The whole listing is to be returned exactly.

____________________

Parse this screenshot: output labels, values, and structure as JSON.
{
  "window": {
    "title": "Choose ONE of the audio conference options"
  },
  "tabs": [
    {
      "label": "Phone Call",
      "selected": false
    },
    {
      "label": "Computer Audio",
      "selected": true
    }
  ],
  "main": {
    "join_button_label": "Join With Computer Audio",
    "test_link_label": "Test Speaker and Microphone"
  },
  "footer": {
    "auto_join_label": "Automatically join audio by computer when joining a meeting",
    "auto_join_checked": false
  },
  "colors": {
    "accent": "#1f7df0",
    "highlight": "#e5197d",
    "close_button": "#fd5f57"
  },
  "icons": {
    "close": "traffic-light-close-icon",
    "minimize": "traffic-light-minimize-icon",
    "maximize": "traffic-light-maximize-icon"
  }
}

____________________

SOLUTION TO THIS TASK:
Parse this screenshot: output labels, values, and structure as JSON.
{
  "window": {
    "title": "Choose ONE of the audio conference options"
  },
  "tabs": [
    {
      "label": "Phone Call",
      "selected": false
    },
    {
      "label": "Computer Audio",
      "selected": true
    }
  ],
  "main": {
    "join_button_label": "Join With Computer Audio",
    "test_link_label": "Test Speaker and Microphone"
  },
  "footer": {
    "auto_join_label": "Automatically join audio by computer when joining a meeting",
    "auto_join_checked": false
  },
  "colors": {
    "accent": "#1f7df0",
    "highlight": "#e5197d",
    "close_button": "#fd5f57"
  },
  "icons": {
    "close": "traffic-light-close-icon",
    "minimize": "traffic-light-minimize-icon",
    "maximize": "traffic-light-maximize-icon"
  }
}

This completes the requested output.